If you've never played a 90's era shooter, this is a great place to start. The irreverent humor, buckets of blood, bizarre weapons and B-movie references you know and love are all here. One Unit also adds two expansions on the initial story in which our charismatic psycho, Caleb, continues to battle the Cabal though suburbia (complete with Civilians to slaughter) and the Carpathian mountains. Four new multiplayer maps have been added for your LAN parties and dozens of new enemies to slaughter as well as new quips help keep things fresh.

Also includes a sound track and music video both courtesy of Type O Negative, the definitive Goth metal band of the 90's, as well as three guides. Best of all, it can run smoothly on modern systems thanks to Good Old Games and works fine over Wine for the Linux inclined.
Final Fantasy IV FF4 DS (DS, also on iOS) / Runner-up: FF4 Complete Collection (PSP)


First off, take a look at this page:
For First-Timers: If you want more story about FF4 alone and a bit more depth from it, the DS is the way to go. If you want more content and gameplay hours, along with a smoother experience, go PSP. Broadly speaking, the DS/iOS version tends to ironically be appreciated more by those who have played FF4 before and looking for a more challenging rematch. The PSP version is geared towards first-timers who also love post-game challenges.

The DS version has superior storytelling overall and bosses and enemies provide more challenge. The cinematics and "thought bubbles" especially stand out. The Augment System in DS is a nice addition, but you don't get the most out of it until DS's New Game +, as there aren't a lot of augment options to spread between allies until then, and then in NG+ it's only for thrashing the same dudes again, save for 2 new optional superbosses.
The iOS version is mostly the same as DS, but a bit inferior as noted in the above link, yet has an added Normal/Hard difficulty option.
FF4CC has more content overall with much more challenging bonus dungeons and bosses making up for the main game being easier on PSP (vs DS). The Interlude chapter, which ties into FF4: The After Years, uses the same gameplay as in FF4. TAY may or may not appeal to you, but if you're looking more challenges and bosses to face, it has several. The bonus dungeons and bosses really test your mettle, as you can't simply power-grind to beat them.
Lumines Qubed (Lumines Live!)

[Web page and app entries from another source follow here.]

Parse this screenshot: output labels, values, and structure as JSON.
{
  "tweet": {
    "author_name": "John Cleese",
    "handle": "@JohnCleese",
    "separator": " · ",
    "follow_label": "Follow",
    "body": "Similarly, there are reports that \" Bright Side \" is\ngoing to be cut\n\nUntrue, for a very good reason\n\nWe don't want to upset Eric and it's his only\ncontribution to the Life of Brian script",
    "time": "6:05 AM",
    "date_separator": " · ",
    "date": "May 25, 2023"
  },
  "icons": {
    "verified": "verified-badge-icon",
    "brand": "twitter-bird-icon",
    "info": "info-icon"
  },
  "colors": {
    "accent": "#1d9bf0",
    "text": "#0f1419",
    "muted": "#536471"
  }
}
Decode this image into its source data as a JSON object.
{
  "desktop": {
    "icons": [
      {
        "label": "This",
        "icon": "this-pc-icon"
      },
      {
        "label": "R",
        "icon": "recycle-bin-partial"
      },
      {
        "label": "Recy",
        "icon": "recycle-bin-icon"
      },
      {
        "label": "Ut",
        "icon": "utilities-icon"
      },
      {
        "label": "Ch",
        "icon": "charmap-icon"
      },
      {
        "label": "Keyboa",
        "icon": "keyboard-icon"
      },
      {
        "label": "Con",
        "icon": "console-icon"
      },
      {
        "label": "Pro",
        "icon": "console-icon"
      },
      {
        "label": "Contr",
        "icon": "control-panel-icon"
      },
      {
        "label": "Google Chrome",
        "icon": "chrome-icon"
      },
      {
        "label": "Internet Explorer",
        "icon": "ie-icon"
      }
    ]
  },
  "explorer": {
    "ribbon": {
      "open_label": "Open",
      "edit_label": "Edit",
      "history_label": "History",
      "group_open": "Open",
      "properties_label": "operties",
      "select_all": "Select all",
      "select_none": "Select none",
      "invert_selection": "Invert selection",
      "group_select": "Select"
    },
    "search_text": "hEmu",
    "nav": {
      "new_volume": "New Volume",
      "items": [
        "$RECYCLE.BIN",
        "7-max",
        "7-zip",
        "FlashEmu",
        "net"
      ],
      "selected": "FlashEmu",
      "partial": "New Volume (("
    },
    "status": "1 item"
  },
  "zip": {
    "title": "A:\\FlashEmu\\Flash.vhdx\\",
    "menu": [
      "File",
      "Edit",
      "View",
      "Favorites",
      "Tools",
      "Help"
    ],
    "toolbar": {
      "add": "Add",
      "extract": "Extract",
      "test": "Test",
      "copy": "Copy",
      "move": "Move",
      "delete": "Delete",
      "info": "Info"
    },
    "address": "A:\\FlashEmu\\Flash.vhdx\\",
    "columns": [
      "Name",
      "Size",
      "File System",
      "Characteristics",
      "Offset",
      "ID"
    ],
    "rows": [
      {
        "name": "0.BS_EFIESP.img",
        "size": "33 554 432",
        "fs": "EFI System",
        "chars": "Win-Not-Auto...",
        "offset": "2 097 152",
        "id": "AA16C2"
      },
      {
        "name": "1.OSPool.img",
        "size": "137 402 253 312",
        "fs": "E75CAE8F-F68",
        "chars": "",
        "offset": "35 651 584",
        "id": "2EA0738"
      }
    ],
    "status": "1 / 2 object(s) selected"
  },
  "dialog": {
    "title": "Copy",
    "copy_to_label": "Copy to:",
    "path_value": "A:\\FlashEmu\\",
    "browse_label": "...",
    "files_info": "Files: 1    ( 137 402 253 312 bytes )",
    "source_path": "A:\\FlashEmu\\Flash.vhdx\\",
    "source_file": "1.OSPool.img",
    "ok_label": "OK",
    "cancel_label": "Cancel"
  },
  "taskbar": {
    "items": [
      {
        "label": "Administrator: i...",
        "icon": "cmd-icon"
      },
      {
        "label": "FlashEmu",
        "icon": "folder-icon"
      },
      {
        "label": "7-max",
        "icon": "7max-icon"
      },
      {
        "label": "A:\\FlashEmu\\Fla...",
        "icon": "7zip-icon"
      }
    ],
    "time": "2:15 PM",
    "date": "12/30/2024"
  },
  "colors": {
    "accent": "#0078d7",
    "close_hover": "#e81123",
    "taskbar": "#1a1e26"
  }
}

Qubed expands on not one but three games to bring you better graphics, higher quality audio, and smoother gameplay than ever before. Although Extend Every Extra and Rez HD are also good, Lumines Live is where this game really shines with the same levels you know and love in glorious HD visuals and HQ sound as well as new multiplayer competitve modes, more puzzle modes, more characters, and the ability to purchase brand new level packs to easily double or triple your availiable songs. This game comes with just a regular Xbox disc, no frills, but is still very worth it for lovers of puzzle and rythm games.
Sonic 3 & Knuckles Sonic 3 Complete (Romhack/Mega Drive)


At some point in the development of Sonic 3, SEGA decided to split it into two games: Sonic 3 and Sonic & Knuckles. While it is possible to play the games combined as originally designed, via plugging the cartridges together on the Genesis, or playing the combined version released on the PC, doing so introduces a number of odd changes and bugs, not to mention the glitches present in both games seperately to begin with.
This romhack combines Sonic 3 and Sonic & Knuckles, standardizes both games to fit together better (adjusting music and sound effect differences), and fixes a number of glitches in both (like Knuckles using the wrong palette/colors in cutscenes). Plus, most of the changes are toggleable via an ingame menu, or by supplemental patches made by the author.
While certain bugs are still present in the combined Sonic 3 & Knuckles (or "Complete") mode, the hack is still in development. As is, the game(s) is fully playable, with the majority of the bugs fixed from the original/official combined version.
Full documentation of changes, bugfixes, and features are available on the same page as the download.